Thats nice, but not gonna happen. The article says they still aren’t allowed daily to one point in Canada. What are they at in YYZ - are they still stuck in Transport Canada’s 1970s “three weekly” policy, or have they progressed to a 1980s “four weekly”. Maybe by 2030, they’ll make it to YYZ daily plus 3 weekly YUL. When did they start anyway - 2013?
The real decision maker here is AC. If it objects, Transport Canada will do what it’s told. I’d like to see ET fly here more, but that’s not how Canada works. AC and WS have been adding capacity (sometimes at +10% YoY) for half a decade now, which tells a story about growing demand, but whatever it is, it’s lost on Transport Canada, who still don’t think there’s enough demand to give daily frequency to several carriers, not just ET.
The last time ET spoke about its desire for daily frequencies (it had to start at 2 or 3 weekly because apparently that makes sense in 2013), way back when it started, a couple of hacks from a certain Canadian airline insisted on this site that that was a case of (something to the effect of): “ET would say that, wouldn’t they, but they don’t really mean it”. I suspect they’re telling TC that right now.
Please spare us with your innuendos and smoke screens.
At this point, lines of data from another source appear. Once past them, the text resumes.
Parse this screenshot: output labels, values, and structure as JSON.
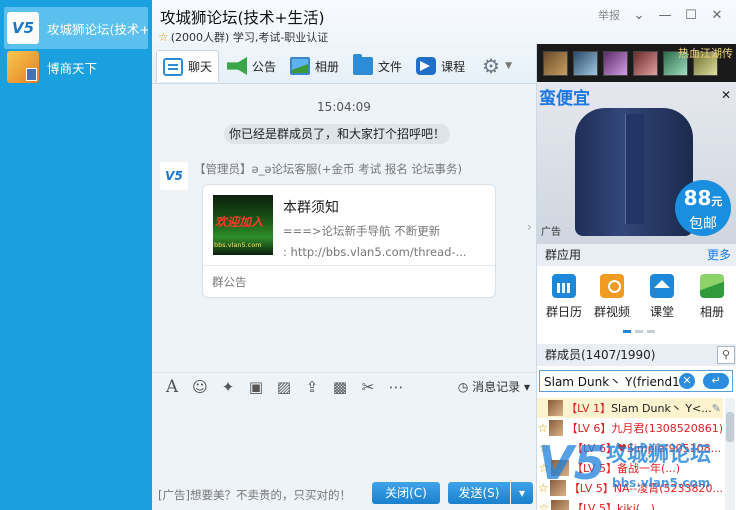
{
  "sidebar": {
    "conversations": [
      {
        "label": "攻城狮论坛(技术+..."
      },
      {
        "label": "博商天下"
      }
    ]
  },
  "header": {
    "title": "攻城狮论坛(技术+生活)",
    "info": "(2000人群) 学习,考试-职业认证",
    "report_label": "举报",
    "tabs": [
      {
        "label": "聊天",
        "icon": "chat-icon"
      },
      {
        "label": "公告",
        "icon": "notice-icon"
      },
      {
        "label": "相册",
        "icon": "album-icon"
      },
      {
        "label": "文件",
        "icon": "folder-icon"
      },
      {
        "label": "课程",
        "icon": "course-icon"
      }
    ]
  },
  "chat": {
    "timestamp": "15:04:09",
    "system_message": "你已经是群成员了，和大家打个招呼吧！",
    "sender": "【管理员】ə_ə论坛客服(+金币 考试 报名 论坛事务)",
    "card": {
      "thumb_title": "欢迎加入",
      "thumb_url": "bbs.vlan5.com",
      "title": "本群须知",
      "line1": "===>论坛新手导航 不断更新",
      "line2": ":   http://bbs.vlan5.com/thread-...",
      "footer": "群公告"
    }
  },
  "toolbar": {
    "history_label": "消息记录"
  },
  "bottom": {
    "ad_text": "[广告]想要美？不卖贵的，只买对的！",
    "close_label": "关闭(C)",
    "send_label": "发送(S)"
  },
  "right": {
    "game_title": "热血江湖传",
    "ad": {
      "headline": "蛮便宜",
      "price": "88",
      "price_unit": "元",
      "shipping": "包邮",
      "tag": "广告"
    },
    "apps_title": "群应用",
    "apps_more": "更多",
    "apps": [
      {
        "label": "群日历",
        "icon": "calendar-icon"
      },
      {
        "label": "群视频",
        "icon": "video-icon"
      },
      {
        "label": "课堂",
        "icon": "classroom-icon"
      },
      {
        "label": "相册",
        "icon": "album-icon"
      }
    ],
    "members_title": "群成员(1407/1990)",
    "search_value": "Slam Dunk丶 Y(friend13",
    "members": [
      {
        "level": "【LV 1】",
        "name": "Slam Dunk丶 Y<..."
      },
      {
        "level": "【LV 6】",
        "name": "九月君(1308520861)"
      },
      {
        "level": "【LV 6】",
        "name": "♥Simple(905108..."
      },
      {
        "level": "【LV 5】",
        "name": "备战一年(...)"
      },
      {
        "level": "【LV 5】",
        "name": "NA--凌霄(5233820..."
      },
      {
        "level": "【LV 5】",
        "name": "kiki(...)"
      }
    ]
  },
  "watermark": {
    "logo": "V5",
    "title": "攻城狮论坛",
    "url": "bbs.vlan5.com"
  },
  "colors": {
    "sidebar": "#1aa0de",
    "accent": "#1b80cc",
    "level_red": "#e02020"
  }
}
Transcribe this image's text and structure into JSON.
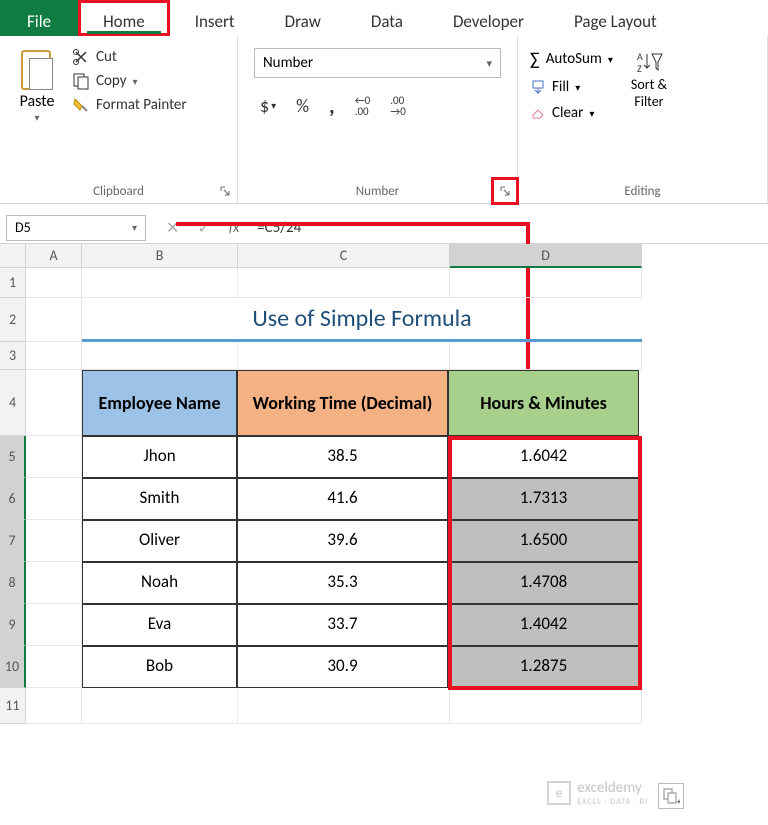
{
  "tabs": {
    "file": "File",
    "home": "Home",
    "insert": "Insert",
    "draw": "Draw",
    "data": "Data",
    "developer": "Developer",
    "page_layout": "Page Layout"
  },
  "clipboard": {
    "paste": "Paste",
    "cut": "Cut",
    "copy": "Copy",
    "format_painter": "Format Painter",
    "group_label": "Clipboard"
  },
  "number": {
    "format_value": "Number",
    "group_label": "Number"
  },
  "editing": {
    "autosum": "AutoSum",
    "fill": "Fill",
    "clear": "Clear",
    "sort_filter": "Sort &",
    "sort_filter2": "Filter",
    "group_label": "Editing"
  },
  "namebox": "D5",
  "formula": "=C5/24",
  "columns": [
    "A",
    "B",
    "C",
    "D"
  ],
  "rows": [
    "1",
    "2",
    "3",
    "4",
    "5",
    "6",
    "7",
    "8",
    "9",
    "10",
    "11"
  ],
  "title": "Use of Simple Formula",
  "table": {
    "headers": {
      "emp": "Employee Name",
      "wt": "Working Time (Decimal)",
      "hm": "Hours & Minutes"
    },
    "data": [
      {
        "emp": "Jhon",
        "wt": "38.5",
        "hm": "1.6042"
      },
      {
        "emp": "Smith",
        "wt": "41.6",
        "hm": "1.7313"
      },
      {
        "emp": "Oliver",
        "wt": "39.6",
        "hm": "1.6500"
      },
      {
        "emp": "Noah",
        "wt": "35.3",
        "hm": "1.4708"
      },
      {
        "emp": "Eva",
        "wt": "33.7",
        "hm": "1.4042"
      },
      {
        "emp": "Bob",
        "wt": "30.9",
        "hm": "1.2875"
      }
    ]
  },
  "watermark": {
    "brand": "exceldemy",
    "tagline": "EXCEL · DATA · BI"
  },
  "chart_data": {
    "type": "table",
    "title": "Use of Simple Formula",
    "columns": [
      "Employee Name",
      "Working Time (Decimal)",
      "Hours & Minutes"
    ],
    "rows": [
      [
        "Jhon",
        38.5,
        1.6042
      ],
      [
        "Smith",
        41.6,
        1.7313
      ],
      [
        "Oliver",
        39.6,
        1.65
      ],
      [
        "Noah",
        35.3,
        1.4708
      ],
      [
        "Eva",
        33.7,
        1.4042
      ],
      [
        "Bob",
        30.9,
        1.2875
      ]
    ]
  }
}
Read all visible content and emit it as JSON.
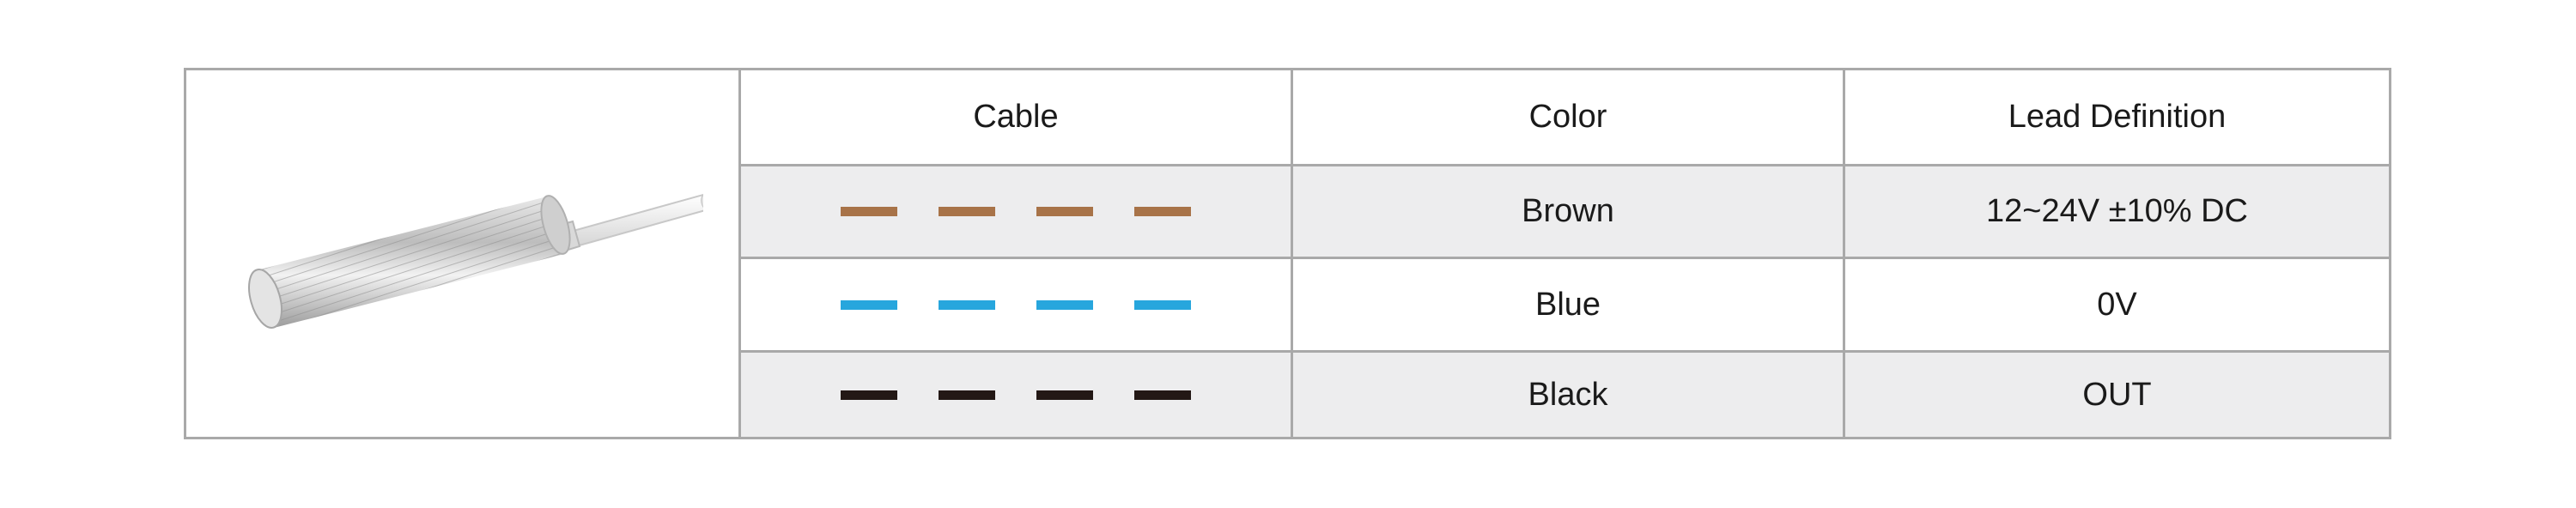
{
  "table": {
    "headers": {
      "cable": "Cable",
      "color": "Color",
      "lead_definition": "Lead Definition"
    },
    "rows": [
      {
        "color_name": "Brown",
        "lead_definition": "12~24V ±10% DC",
        "wire_color": "#a87348"
      },
      {
        "color_name": "Blue",
        "lead_definition": "0V",
        "wire_color": "#27a6dd"
      },
      {
        "color_name": "Black",
        "lead_definition": "OUT",
        "wire_color": "#231815"
      }
    ]
  },
  "product_image": {
    "icon": "cylindrical-proximity-sensor-icon"
  }
}
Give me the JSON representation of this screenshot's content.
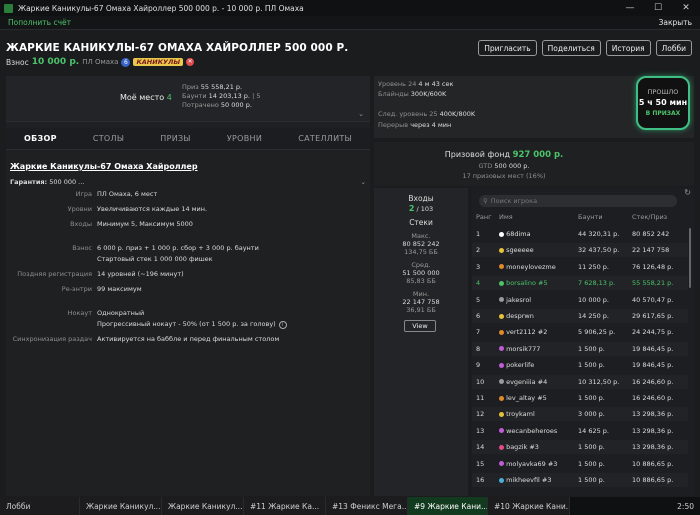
{
  "window": {
    "title": "Жаркие Каникулы-67 Омаха Хайроллер 500 000 р. - 10 000 р. ПЛ Омаха",
    "minimize": "—",
    "maximize": "☐",
    "close": "✕"
  },
  "menubar": {
    "topup": "Пополнить счёт",
    "close_label": "Закрыть"
  },
  "header": {
    "title": "ЖАРКИЕ КАНИКУЛЫ-67 ОМАХА ХАЙРОЛЛЕР 500 000 Р.",
    "buyin_label": "Взнос",
    "buyin_amount": "10 000 р.",
    "game": "ПЛ Омаха",
    "badge_six": "6",
    "badge_tag": "КАНИКУЛЫ",
    "badge_x": "✕",
    "buttons": [
      "Пригласить",
      "Поделиться",
      "История",
      "Лобби"
    ]
  },
  "myplace": {
    "label": "Моё место",
    "num": "4",
    "prize_label": "Приз",
    "prize": "55 558,21 р.",
    "bounty_label": "Баунти",
    "bounty": "14 203,13 р.",
    "bounty_sep": "|",
    "bounty_count": "5",
    "spent_label": "Потрачено",
    "spent": "50 000 р."
  },
  "tabs": [
    "ОБЗОР",
    "СТОЛЫ",
    "ПРИЗЫ",
    "УРОВНИ",
    "САТЕЛЛИТЫ"
  ],
  "overview": {
    "title": "Жаркие Каникулы-67 Омаха Хайроллер",
    "guarantee": "Гарантия:",
    "guarantee_val": "500 000 ...",
    "rows": [
      {
        "label": "Игра",
        "value": "ПЛ Омаха, 6 мест"
      },
      {
        "label": "Уровни",
        "value": "Увеличиваются каждые 14 мин."
      },
      {
        "label": "Входы",
        "value": "Минимум 5, Максимум 5000"
      },
      {
        "label": "Взнос",
        "value": "6 000 р. приз + 1 000 р. сбор + 3 000 р. баунти"
      },
      {
        "label": "",
        "value": "Стартовый стек 1 000 000 фишек"
      },
      {
        "label": "Поздняя регистрация",
        "value": "14 уровней (~196 минут)"
      },
      {
        "label": "Ре-энтри",
        "value": "99 максимум"
      },
      {
        "label": "Нокаут",
        "value": "Однократный"
      },
      {
        "label": "",
        "value": "Прогрессивный нокаут - 50% (от 1 500 р. за голову)"
      },
      {
        "label": "Синхронизация раздач",
        "value": "Активируется на баббле и перед финальным столом"
      }
    ]
  },
  "level": {
    "level_label": "Уровень",
    "level_num": "24",
    "level_time": "4 м 43 сек",
    "blinds_label": "Блайнды",
    "blinds": "300K/600K",
    "next_label": "След. уровень",
    "next_num": "25",
    "next_blinds": "400K/800K",
    "break_label": "Перерыв",
    "break": "через 4 мин"
  },
  "timer": {
    "passed": "ПРОШЛО",
    "time": "5 ч 50 мин",
    "status": "В ПРИЗАХ"
  },
  "prizefund": {
    "label": "Призовой фонд",
    "amount": "927 000 р.",
    "gtd_label": "GTD",
    "gtd": "500 000 р.",
    "places": "17 призовых мест (16%)"
  },
  "entries": {
    "label": "Входы",
    "current": "2",
    "total": "/ 103",
    "stacks_label": "Стеки",
    "max_label": "Макс.",
    "max": "80 852 242",
    "max_bb": "134,75 ББ",
    "avg_label": "Сред.",
    "avg": "51 500 000",
    "avg_bb": "85,83 ББ",
    "min_label": "Мин.",
    "min": "22 147 758",
    "min_bb": "36,91 ББ",
    "view": "View"
  },
  "players": {
    "search_placeholder": "Поиск игрока",
    "headers": [
      "Ранг",
      "Имя",
      "Баунти",
      "Стек/Приз"
    ],
    "rows": [
      {
        "rank": "1",
        "name": "68dima",
        "bounty": "44 320,31 р.",
        "stack": "80 852 242",
        "color": "#ffffff"
      },
      {
        "rank": "2",
        "name": "sgeeeee",
        "bounty": "32 437,50 р.",
        "stack": "22 147 758",
        "color": "#e6c23a"
      },
      {
        "rank": "3",
        "name": "moneylovezme",
        "bounty": "11 250 р.",
        "stack": "76 126,48 р.",
        "color": "#e08a2a"
      },
      {
        "rank": "4",
        "name": "borsalino #5",
        "bounty": "7 628,13 р.",
        "stack": "55 558,21 р.",
        "color": "#4cc36b"
      },
      {
        "rank": "5",
        "name": "jakesrol",
        "bounty": "10 000 р.",
        "stack": "40 570,47 р.",
        "color": "#9a9a9a"
      },
      {
        "rank": "6",
        "name": "desprwn",
        "bounty": "14 250 р.",
        "stack": "29 617,65 р.",
        "color": "#e6c23a"
      },
      {
        "rank": "7",
        "name": "vert2112 #2",
        "bounty": "5 906,25 р.",
        "stack": "24 244,75 р.",
        "color": "#e08a2a"
      },
      {
        "rank": "8",
        "name": "morsik777",
        "bounty": "1 500 р.",
        "stack": "19 846,45 р.",
        "color": "#c25bd6"
      },
      {
        "rank": "9",
        "name": "pokerlife",
        "bounty": "1 500 р.",
        "stack": "19 846,45 р.",
        "color": "#c25bd6"
      },
      {
        "rank": "10",
        "name": "evgeniiia #4",
        "bounty": "10 312,50 р.",
        "stack": "16 246,60 р.",
        "color": "#9a9a9a"
      },
      {
        "rank": "11",
        "name": "lev_altay #5",
        "bounty": "1 500 р.",
        "stack": "16 246,60 р.",
        "color": "#e08a2a"
      },
      {
        "rank": "12",
        "name": "troykaml",
        "bounty": "3 000 р.",
        "stack": "13 298,36 р.",
        "color": "#e6c23a"
      },
      {
        "rank": "13",
        "name": "wecanbeheroes",
        "bounty": "14 625 р.",
        "stack": "13 298,36 р.",
        "color": "#c25bd6"
      },
      {
        "rank": "14",
        "name": "bagzik #3",
        "bounty": "1 500 р.",
        "stack": "13 298,36 р.",
        "color": "#e14a8a"
      },
      {
        "rank": "15",
        "name": "molyavka69 #3",
        "bounty": "1 500 р.",
        "stack": "10 886,65 р.",
        "color": "#c25bd6"
      },
      {
        "rank": "16",
        "name": "mikheevfil #3",
        "bounty": "1 500 р.",
        "stack": "10 886,65 р.",
        "color": "#4ab0d6"
      }
    ]
  },
  "taskbar": {
    "tasks": [
      "Лобби",
      "Жаркие Каникул...",
      "Жаркие Каникул...",
      "#11 Жаркие Ка...",
      "#13 Феникс Мега...",
      "#9 Жаркие Кани...",
      "#10 Жаркие Кани..."
    ],
    "clock": "2:50"
  }
}
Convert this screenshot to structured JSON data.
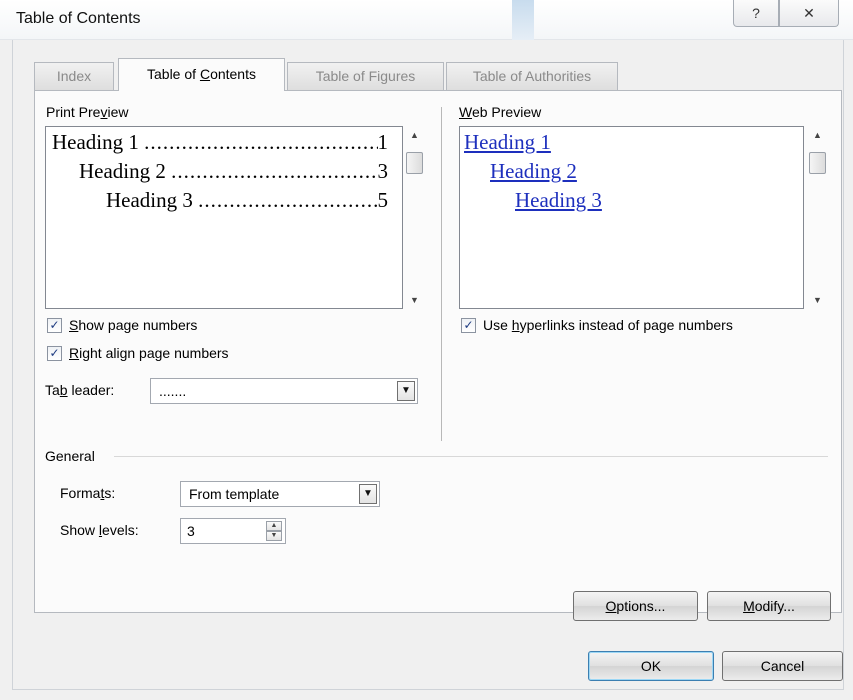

Canada has open sky agreements with many countries and has a “2030” perspective as you say. It is incumbent upon ET through their government (ET 100% gov owned), to negotiate for more access in the bilateral agreement. If I were the Canadian Gov, I would want to determine if there is any benefit to granting a subsidized airline more access to your markets.
Innuendo? Perhaps I’m not being clear: regulatory capture. Not just on bilateral agreements either. Ask your pilot friends how they feel about rest rules. I remember a few of them being quite unhappy with the revised set. Double-edged sword, that.
But I digress. The problem with regulatory capture is that Transport Canada’s method for determining benefits is based not on benefits to consumers, but on benefits to suppliers aka AC and now maybe WS. The “benefits” of granting access to subsidized airlines is self-evident: Canadians (the ones who don’t work for AC) are not worse off because CA, AI, NZ etc operate to Canada and are majority of fully owned by governments. Consumers are better off for it.
It’s worth pointing out that AI and CA and other Chinese carriers literally distort markets (wasn’t there a thread here about it recently?). If Transport Canada was objective about implementing its alleged criteria, AI and CA would be severely restricted. But they’re not, because AC is okay with it. The problem for ET is that AC isn’t interested in Ethiopia. Ergo, no matter what case Ethiopia makes, AC will veto it, and TC will follow suit. Tough for ET, but that’s the reality of AC policy these days.
As an aside, this “2030s” Canadian policy is so out of date that the Governments own review described it like this three (3) years ago:
“However, while Canada’s restrictive international air access regime has generally benefited Canadian carriers, they have failed to prevent fast-growing international carriers from indirectly accessing several Canadian markets through nearby U.S. airports (such as Seattle-Tacoma International Airport).29 By this work-around, U.S. airports are benefiting from restrictive Canadian air access policies by attracting Canadian origin or destined air travellers, to the detriment of Canadian airports.
The world is moving towards an open market for air services. Canada’s approach has outlived its usefulness and now renders our air services less competitive, less trade-friendly, and more costly than those of our global competitors.”https://www.tc.gc.ca/eng/ctareview2014/CTAR_Vol1_EN.pdf
It comes with this radical policy recommendation - or what AC/TC probably consider 23rd century policy:
“The Review recommends that, as a starting point for negotiations, the Government of Canada commit to making more open international air services agreements, beginning with the following measures:
a. a minimum allowance of seven flights per week (7/7 daily service) for each of the air carriers designated by all new and existing air services agreements with any safe and secure partner;
b. all subsequent increases in air access in increments of at least seven flights per week, per designated air carrier;”
That was three years ago. ET and several other carriers to Canada still don’t fly daily. Make of that what you will.